**Exercise directions**
Images should not appear in the copy, yet every line of the listing below must be printed exactly.

Start of Exercise data

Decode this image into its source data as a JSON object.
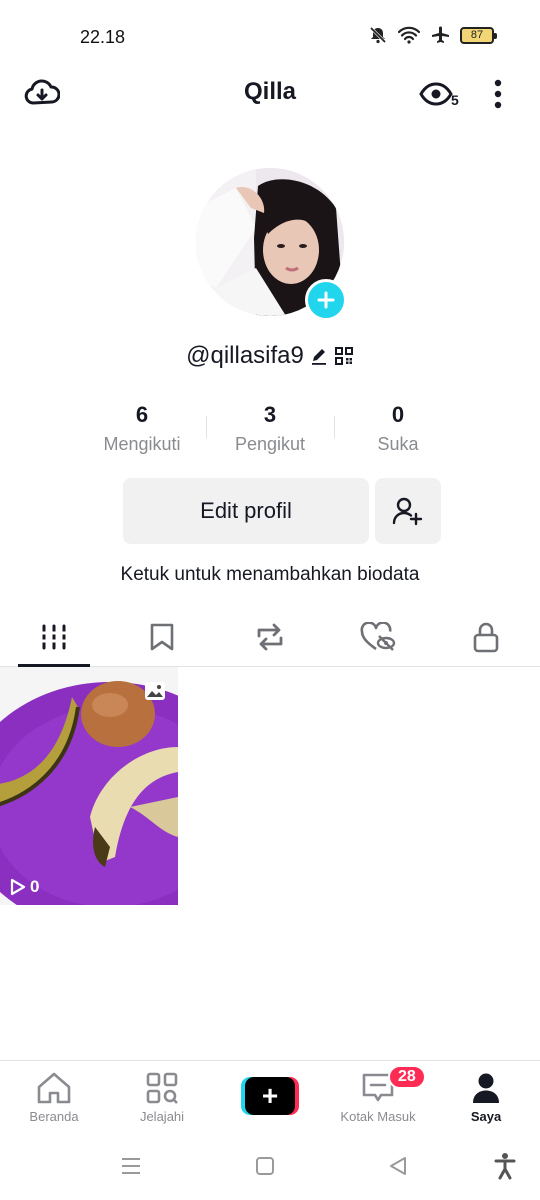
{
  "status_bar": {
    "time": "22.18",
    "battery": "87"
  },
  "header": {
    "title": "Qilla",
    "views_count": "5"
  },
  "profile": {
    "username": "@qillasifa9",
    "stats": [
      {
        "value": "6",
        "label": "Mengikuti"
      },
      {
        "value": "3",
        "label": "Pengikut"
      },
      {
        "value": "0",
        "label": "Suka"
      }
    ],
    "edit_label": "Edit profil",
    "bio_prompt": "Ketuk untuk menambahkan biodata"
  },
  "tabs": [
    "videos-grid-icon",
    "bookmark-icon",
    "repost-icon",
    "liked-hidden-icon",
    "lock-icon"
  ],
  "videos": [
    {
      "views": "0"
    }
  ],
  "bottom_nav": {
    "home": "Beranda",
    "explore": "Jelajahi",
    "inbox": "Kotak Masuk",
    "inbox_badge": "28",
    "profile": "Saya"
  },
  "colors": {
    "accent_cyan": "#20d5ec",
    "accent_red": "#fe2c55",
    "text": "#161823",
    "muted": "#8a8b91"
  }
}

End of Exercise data

**Response to this task**
Decode this image into its source data as a JSON object.
{
  "status_bar": {
    "time": "22.18",
    "battery": "87"
  },
  "header": {
    "title": "Qilla",
    "views_count": "5"
  },
  "profile": {
    "username": "@qillasifa9",
    "stats": [
      {
        "value": "6",
        "label": "Mengikuti"
      },
      {
        "value": "3",
        "label": "Pengikut"
      },
      {
        "value": "0",
        "label": "Suka"
      }
    ],
    "edit_label": "Edit profil",
    "bio_prompt": "Ketuk untuk menambahkan biodata"
  },
  "tabs": [
    "videos-grid-icon",
    "bookmark-icon",
    "repost-icon",
    "liked-hidden-icon",
    "lock-icon"
  ],
  "videos": [
    {
      "views": "0"
    }
  ],
  "bottom_nav": {
    "home": "Beranda",
    "explore": "Jelajahi",
    "inbox": "Kotak Masuk",
    "inbox_badge": "28",
    "profile": "Saya"
  },
  "colors": {
    "accent_cyan": "#20d5ec",
    "accent_red": "#fe2c55",
    "text": "#161823",
    "muted": "#8a8b91"
  }
}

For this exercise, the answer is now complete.